All lines from the one with "Output a JSON" through the last line of the data below should be copied exactly; please add nothing.

··········

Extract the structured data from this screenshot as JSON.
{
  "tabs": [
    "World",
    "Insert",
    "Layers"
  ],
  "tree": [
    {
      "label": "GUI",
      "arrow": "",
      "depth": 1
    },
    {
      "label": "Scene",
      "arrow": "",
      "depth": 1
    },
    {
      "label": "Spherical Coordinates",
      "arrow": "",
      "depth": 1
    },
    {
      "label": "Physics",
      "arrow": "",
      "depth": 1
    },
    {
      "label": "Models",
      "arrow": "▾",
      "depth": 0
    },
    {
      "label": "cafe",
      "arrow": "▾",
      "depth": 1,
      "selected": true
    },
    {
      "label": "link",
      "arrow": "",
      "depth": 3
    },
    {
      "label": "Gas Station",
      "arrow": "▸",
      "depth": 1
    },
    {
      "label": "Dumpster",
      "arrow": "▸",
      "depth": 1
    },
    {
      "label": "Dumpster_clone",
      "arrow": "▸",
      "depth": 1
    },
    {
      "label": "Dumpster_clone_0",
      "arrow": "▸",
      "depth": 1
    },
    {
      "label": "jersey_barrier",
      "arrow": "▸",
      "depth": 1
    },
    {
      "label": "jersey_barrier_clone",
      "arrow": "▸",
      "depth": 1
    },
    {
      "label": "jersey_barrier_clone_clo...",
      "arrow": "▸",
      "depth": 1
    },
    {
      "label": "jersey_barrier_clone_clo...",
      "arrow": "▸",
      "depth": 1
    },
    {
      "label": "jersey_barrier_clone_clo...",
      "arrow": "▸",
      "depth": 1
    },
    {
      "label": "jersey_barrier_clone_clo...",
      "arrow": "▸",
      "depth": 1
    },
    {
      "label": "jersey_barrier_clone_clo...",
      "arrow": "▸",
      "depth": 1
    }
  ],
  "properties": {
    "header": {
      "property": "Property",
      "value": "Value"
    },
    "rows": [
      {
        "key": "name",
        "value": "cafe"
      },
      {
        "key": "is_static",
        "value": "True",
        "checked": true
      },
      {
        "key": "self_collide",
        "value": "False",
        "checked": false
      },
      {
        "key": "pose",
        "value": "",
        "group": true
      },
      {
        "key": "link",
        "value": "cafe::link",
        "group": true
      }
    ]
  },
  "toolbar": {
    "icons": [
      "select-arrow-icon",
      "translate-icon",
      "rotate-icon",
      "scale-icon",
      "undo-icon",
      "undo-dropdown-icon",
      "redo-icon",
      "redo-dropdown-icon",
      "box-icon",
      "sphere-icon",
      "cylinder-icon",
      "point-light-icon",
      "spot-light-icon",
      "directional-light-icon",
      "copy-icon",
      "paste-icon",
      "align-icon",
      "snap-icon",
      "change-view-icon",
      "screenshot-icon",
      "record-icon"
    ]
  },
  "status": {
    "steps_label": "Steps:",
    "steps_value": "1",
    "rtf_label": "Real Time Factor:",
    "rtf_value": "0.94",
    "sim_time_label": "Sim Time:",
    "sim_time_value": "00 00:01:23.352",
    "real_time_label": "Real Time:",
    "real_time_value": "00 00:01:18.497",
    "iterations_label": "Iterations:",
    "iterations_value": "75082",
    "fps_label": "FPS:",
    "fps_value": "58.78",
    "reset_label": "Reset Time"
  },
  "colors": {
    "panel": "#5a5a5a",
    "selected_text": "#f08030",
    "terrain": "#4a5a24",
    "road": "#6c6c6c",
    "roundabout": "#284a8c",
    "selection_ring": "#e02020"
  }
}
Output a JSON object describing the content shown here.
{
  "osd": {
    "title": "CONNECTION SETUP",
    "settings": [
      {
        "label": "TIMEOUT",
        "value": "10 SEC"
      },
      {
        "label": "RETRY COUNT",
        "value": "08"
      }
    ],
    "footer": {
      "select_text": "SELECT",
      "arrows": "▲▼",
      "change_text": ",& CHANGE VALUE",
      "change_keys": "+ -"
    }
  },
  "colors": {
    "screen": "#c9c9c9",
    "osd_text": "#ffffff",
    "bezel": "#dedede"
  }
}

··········

#### Solution for this problem
Output a JSON object describing the content shown here.
{
  "osd": {
    "title": "CONNECTION SETUP",
    "settings": [
      {
        "label": "TIMEOUT",
        "value": "10 SEC"
      },
      {
        "label": "RETRY COUNT",
        "value": "08"
      }
    ],
    "footer": {
      "select_text": "SELECT",
      "arrows": "▲▼",
      "change_text": ",& CHANGE VALUE",
      "change_keys": "+ -"
    }
  },
  "colors": {
    "screen": "#c9c9c9",
    "osd_text": "#ffffff",
    "bezel": "#dedede"
  }
}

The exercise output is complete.